Fat Injections: Safe for Breast Reconstruction After Cancer?
Study Suggests Technique Known as 'Lipofilling' Has Low Complication Rate
WebMD News Archive
How Lipofilling Works continued...
In the earlier study, Petit tracked 321 women with breast cancer who had surgery between 1997 and 2008. Later, they had lipofilling. He compared those women with two comparison patients each.
After a median follow-up of more than four and a half years, he found that eight in the lipofilling group had a local cancer found and 19 did in the comparison group. That makes the rates comparable, he says.
When he looked just at noninvasive cancer that starts in the breast, he found three cases in the fat-injection group and none in the comparison patients. However, he says, this could be due to some study biases in picking the comparison group.
More Research Needed
The results of the new research "doesn’t show there is a problem yet, but we still need to keep looking [in breast cancer patients]," says Sydney Coleman, MD, a Manhattan plastic surgeon and assistant clinical professor of surgery at New York University Medical Center. He is a pioneer in the technique.
The procedure itself, he says, has very few complications. Women who get the injections for augmentation can typically get a one-cup increase in size, he says.
"We need more studies to really determine the oncological risk," he tells WebMD. "We have so little data on cancer recurrence."
He reviewed the study but was not involved in it. Coleman reports royalties from the Coleman cannula, a device used in the procedure. He is an advisor to Mentor, which makes it.
Kamran Khoobehi, MD, professor of surgery at Louisiana State University in New Orleans, often performs the technique. The study findings should be reassuring, he says, although he agrees more study is needed.
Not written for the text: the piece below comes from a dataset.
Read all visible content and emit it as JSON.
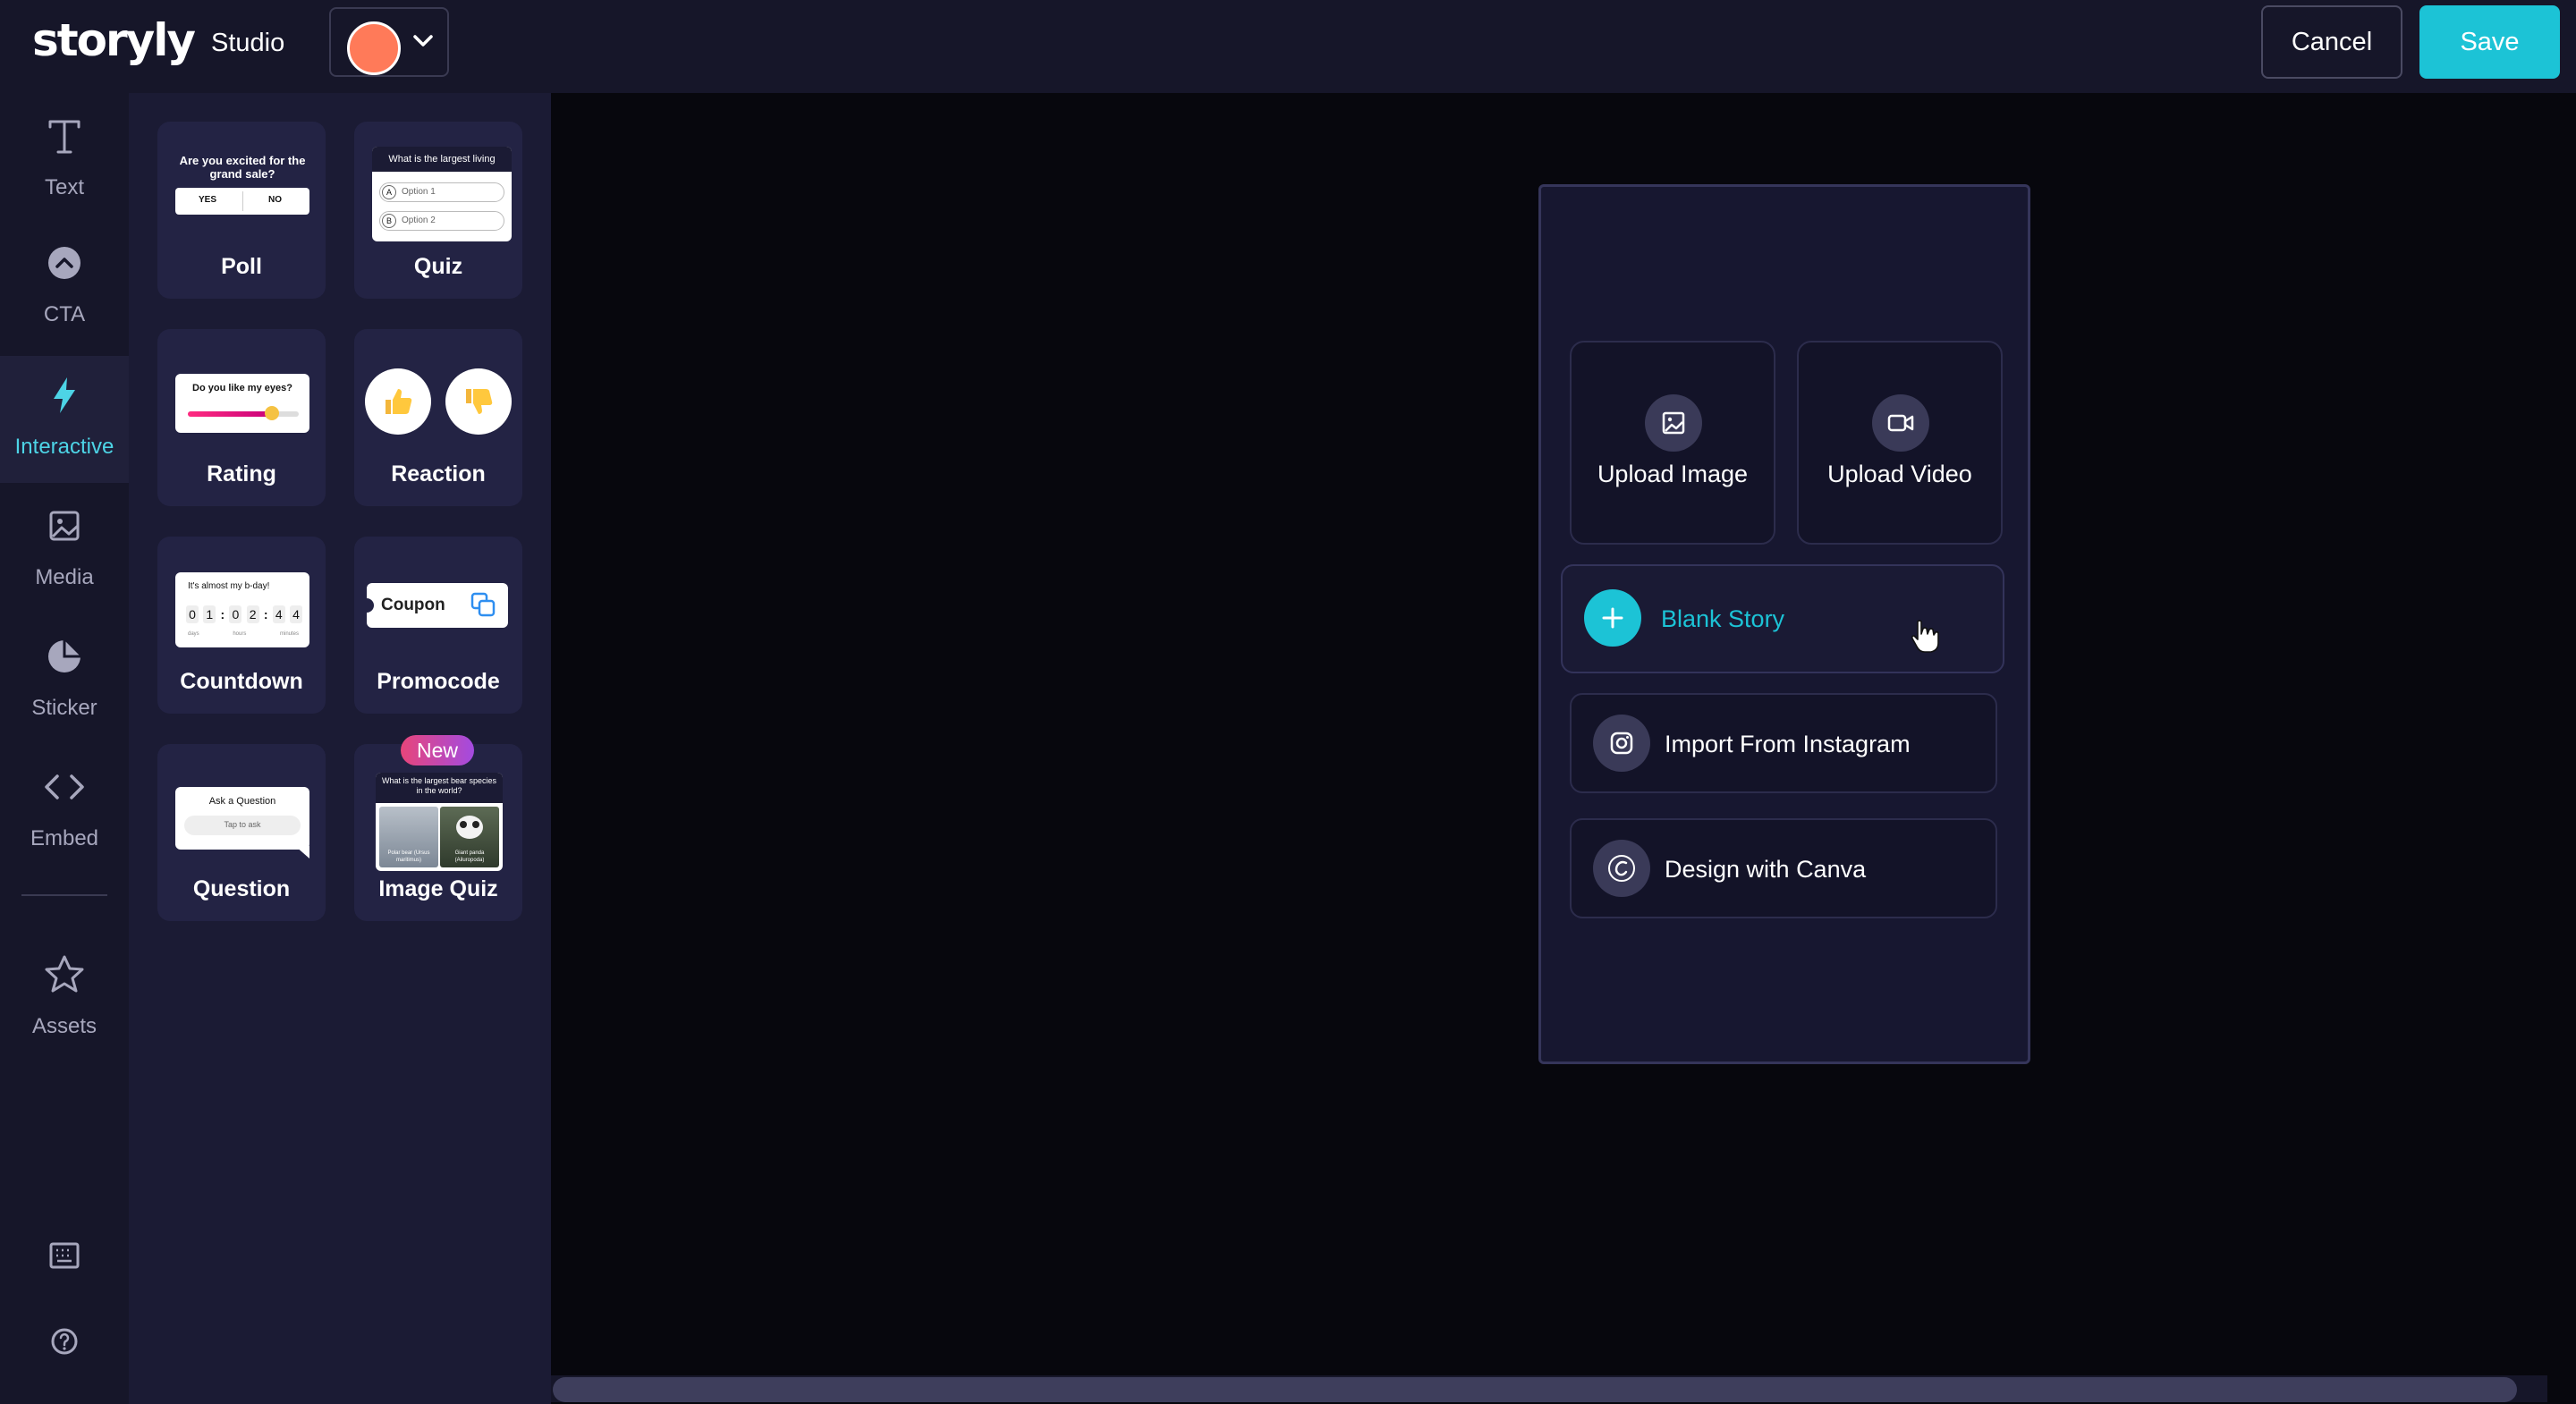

"This study confirms there is no increased risk of local recurrence or systemic recurrence [in women who get the injections vs. those who don't]," he tells WebMD.